And speaking to the Daily News on Monday, he said that if he received a golden handshake, he would give it to an orphanage.
Sources close to Cele have confirmed the development but the suspended police boss refused to deny or confirm his resignation.
Instead Cele spoke about life after the SAPS, relocating to KZN and his close relationship with the president.
Zuma had met Cele in Durban on Friday to discuss the report of the board of inquiry, which was established by Zuma last year to investigate Cele’s role in police building lease agreements.
Zuma has yet to officially release the report. However, it has been reported that Judge Jake Moloi, head of the inquiry, found that Cele’s involvement in the R1.6 billion in leases was unlawful and amounted to maladministration – a finding that Cele has dismissed as a “crude stitch-up job” and which he has vowed to challenge in court.

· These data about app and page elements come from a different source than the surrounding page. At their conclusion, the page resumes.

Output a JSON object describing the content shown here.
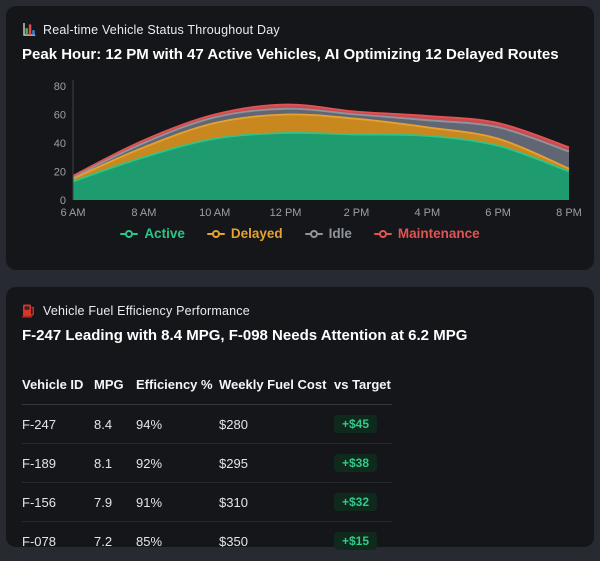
{
  "status_panel": {
    "title": "Real-time Vehicle Status Throughout Day",
    "icon": "bar-chart-icon",
    "insight": "Peak Hour: 12 PM with 47 Active Vehicles, AI Optimizing 12 Delayed Routes"
  },
  "chart_data": {
    "type": "area",
    "stacked": true,
    "title": "Real-time Vehicle Status Throughout Day",
    "x": [
      "6 AM",
      "8 AM",
      "10 AM",
      "12 PM",
      "2 PM",
      "4 PM",
      "6 PM",
      "8 PM"
    ],
    "series": [
      {
        "name": "Active",
        "color": "#2dc489",
        "fill": "#1e9c6f",
        "values": [
          13,
          30,
          43,
          47,
          46,
          45,
          38,
          20
        ]
      },
      {
        "name": "Delayed",
        "color": "#e3a231",
        "fill": "#c9881f",
        "values": [
          2,
          7,
          11,
          13,
          11,
          6,
          5,
          2
        ]
      },
      {
        "name": "Idle",
        "color": "#8f959e",
        "fill": "#606673",
        "values": [
          1,
          3,
          4,
          4,
          3,
          5,
          8,
          12
        ]
      },
      {
        "name": "Maintenance",
        "color": "#e25353",
        "fill": "#c74b50",
        "values": [
          1,
          2,
          2,
          3,
          2,
          3,
          3,
          3
        ]
      }
    ],
    "ylim": [
      0,
      80
    ],
    "yticks": [
      0,
      20,
      40,
      60,
      80
    ],
    "grid": false,
    "legend_position": "bottom"
  },
  "fuel_panel": {
    "title": "Vehicle Fuel Efficiency Performance",
    "icon": "fuel-pump-icon",
    "insight": "F-247 Leading with 8.4 MPG, F-098 Needs Attention at 6.2 MPG",
    "table": {
      "headers": [
        "Vehicle ID",
        "MPG",
        "Efficiency %",
        "Weekly Fuel Cost",
        "vs Target"
      ],
      "rows": [
        {
          "vehicle_id": "F-247",
          "mpg": "8.4",
          "efficiency": "94%",
          "weekly_cost": "$280",
          "vs_target": "+$45"
        },
        {
          "vehicle_id": "F-189",
          "mpg": "8.1",
          "efficiency": "92%",
          "weekly_cost": "$295",
          "vs_target": "+$38"
        },
        {
          "vehicle_id": "F-156",
          "mpg": "7.9",
          "efficiency": "91%",
          "weekly_cost": "$310",
          "vs_target": "+$32"
        },
        {
          "vehicle_id": "F-078",
          "mpg": "7.2",
          "efficiency": "85%",
          "weekly_cost": "$350",
          "vs_target": "+$15"
        }
      ]
    }
  },
  "colors": {
    "page_bg": "#272b31",
    "card_bg": "#141619",
    "axis_label": "#9aa0a8",
    "axis_line": "#3e434b",
    "badge_bg": "#0f2a1d",
    "badge_text": "#32c98a"
  }
}
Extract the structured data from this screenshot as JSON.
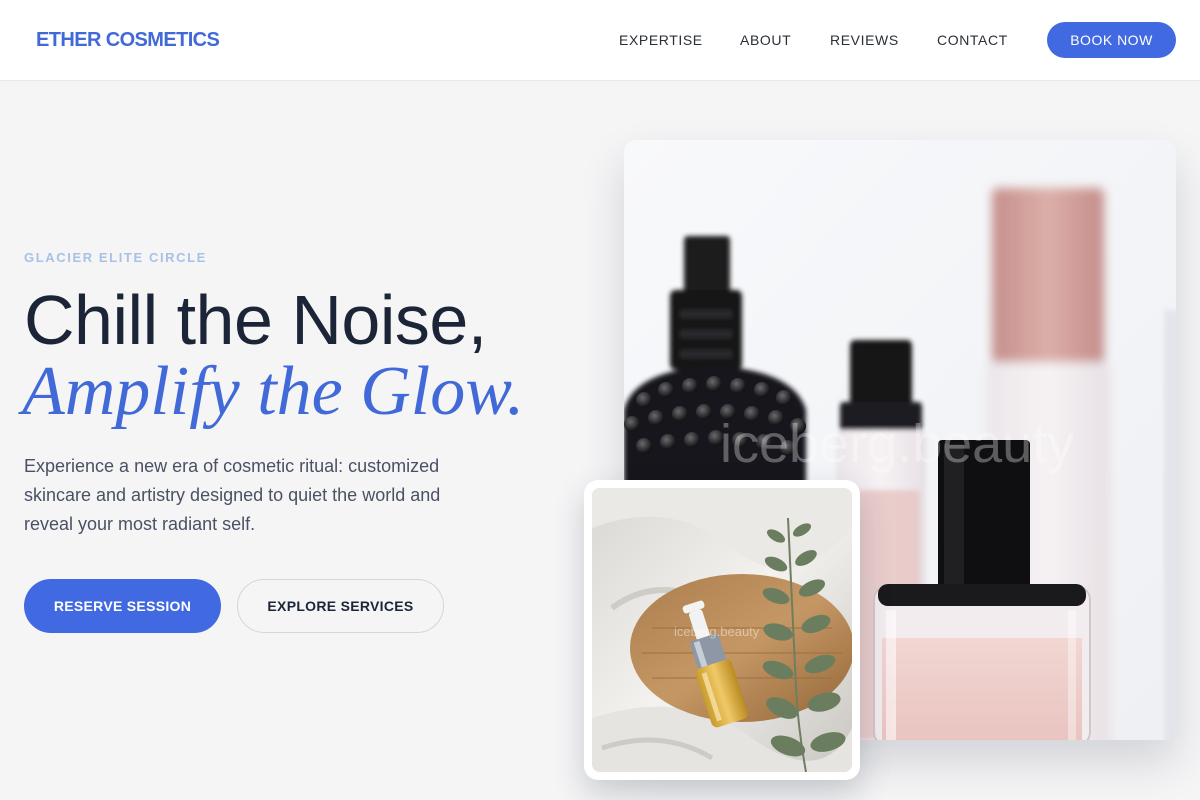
{
  "header": {
    "brand": "ETHER COSMETICS",
    "nav": [
      {
        "label": "EXPERTISE"
      },
      {
        "label": "ABOUT"
      },
      {
        "label": "REVIEWS"
      },
      {
        "label": "CONTACT"
      }
    ],
    "cta_label": "BOOK NOW"
  },
  "hero": {
    "eyebrow": "GLACIER ELITE CIRCLE",
    "headline_line1": "Chill the Noise,",
    "headline_line2": "Amplify the Glow.",
    "description": "Experience a new era of cosmetic ritual: customized skincare and artistry designed to quiet the world and reveal your most radiant self.",
    "primary_button": "RESERVE SESSION",
    "secondary_button": "EXPLORE SERVICES"
  },
  "images": {
    "main_watermark": "iceberg.beauty",
    "inset_watermark": "iceberg.beauty"
  },
  "colors": {
    "accent": "#4169e1",
    "brand": "#4169d8",
    "eyebrow": "#a9c1e6",
    "text_dark": "#1b2537",
    "background": "#f5f5f6"
  }
}
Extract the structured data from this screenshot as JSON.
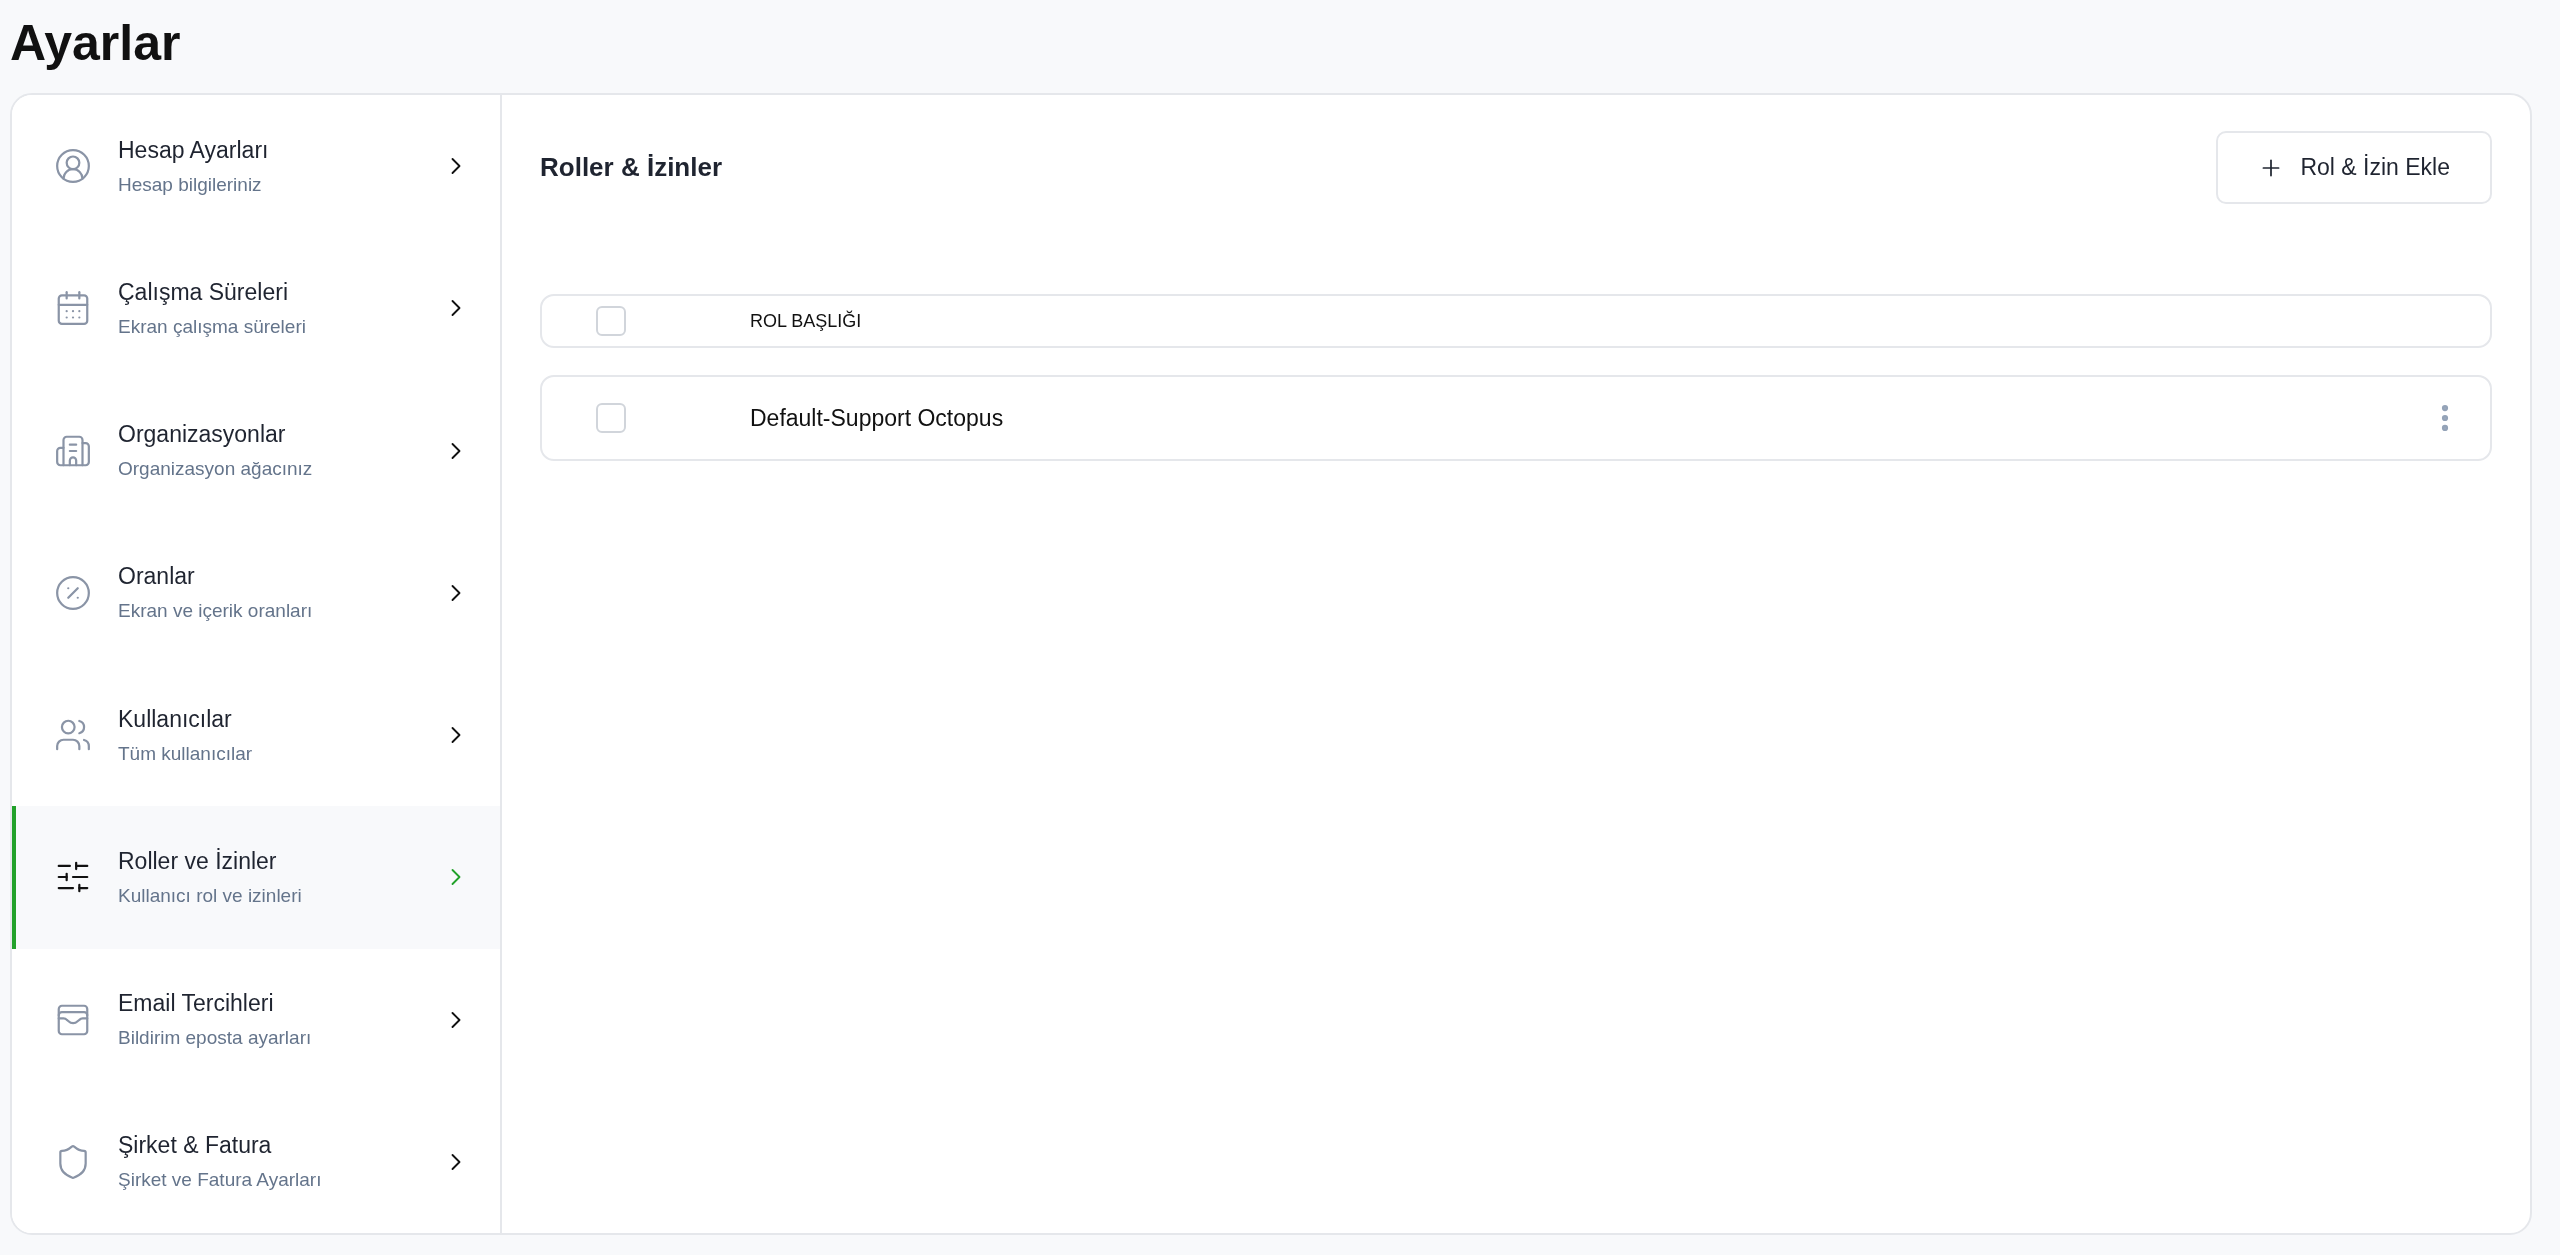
{
  "page_title": "Ayarlar",
  "sidebar": {
    "items": [
      {
        "title": "Hesap Ayarları",
        "subtitle": "Hesap bilgileriniz",
        "selected": false
      },
      {
        "title": "Çalışma Süreleri",
        "subtitle": "Ekran çalışma süreleri",
        "selected": false
      },
      {
        "title": "Organizasyonlar",
        "subtitle": "Organizasyon ağacınız",
        "selected": false
      },
      {
        "title": "Oranlar",
        "subtitle": "Ekran ve içerik oranları",
        "selected": false
      },
      {
        "title": "Kullanıcılar",
        "subtitle": "Tüm kullanıcılar",
        "selected": false
      },
      {
        "title": "Roller ve İzinler",
        "subtitle": "Kullanıcı rol ve izinleri",
        "selected": true
      },
      {
        "title": "Email Tercihleri",
        "subtitle": "Bildirim eposta ayarları",
        "selected": false
      },
      {
        "title": "Şirket & Fatura",
        "subtitle": "Şirket ve Fatura Ayarları",
        "selected": false
      }
    ]
  },
  "panel": {
    "title": "Roller & İzinler",
    "add_button": "Rol & İzin Ekle",
    "table": {
      "columns": [
        "ROL BAŞLIĞI"
      ],
      "header_checked": false,
      "rows": [
        {
          "title": "Default-Support Octopus",
          "checked": false
        }
      ]
    }
  }
}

Reacting on Monday to a statement by the DA that he should be given the boot – and not a golden handshake – an angry Cele said that was never his wish.
“They can give me a diamond or platinum handshake. I don’t want it. That was not something I negotiated or even thought about. In fact, if it is offered to me, I will donate every cent of it to an orphanage.”
Cele said on Monday if it was the last thing he did, he would set the record straight and reclaim his image as an honest person.
“With regard to my fate with the police, I have met President Jacob Zuma and we have discussed issues, which I cannot divulge before he makes an announcement,” he said.
“He will tell the country whether I am fired or if I have resigned. In fact, I am leaving for Pretoria tonight. I hope to get clarity on my situation before the week ends.”
Cele described Zuma as his “comrade, with whom I go back many years...”.
He said whatever the decision, he harboured no ill feelings.
“I want to take this opportunity to thank the president for giving me the opportunity to work for two years as the national police commissioner.”
Once his fate was finalised, Cele would go back to say his goodbyes to his police “family”.
He said he was humbled by calls from within the police that he return to duty.
“I loved being a crime fighter. Many people knew I was passionate about the job. I know that if it was in the hands of many policemen and women, they would not have allowed me to go,” he said.
“But, unfortunately, that decision is made by higher powers. I have accepted that.”
Cele said he planned on relocating to KwaZulu-Natal, once the dust had settled. “I want to come back home,” he said. “You can chase an animal away, but it always comes back home. My wife, who has been my rock, is also from KZN. Our families are here and they want us back.”
While some of his family had accepted the recent goings-on in Cele’s life, others have found it difficult.
“Once this is all over, I want to get the families together and spend quality time with them. It will also give me an opportunity to present the facts to them and explain exactly what has transpired in recent months.”
Speculation is rife that Cele is scheduled to make a political come-back in KZN and has the support of the region’s structures.
When questioned about a Hawks investigation into how his cellphone was intercepted by the police’s crime intelligence unit, Cele said: “Ask those who bugged it why they did it. My phone was illegally bugged. It was not a mistake.”
“But, the truth around that will also come to light in due course. Until then, I will sit back and wait. It does not stress me – none of this stresses me. My patience will yield answers in due course... .”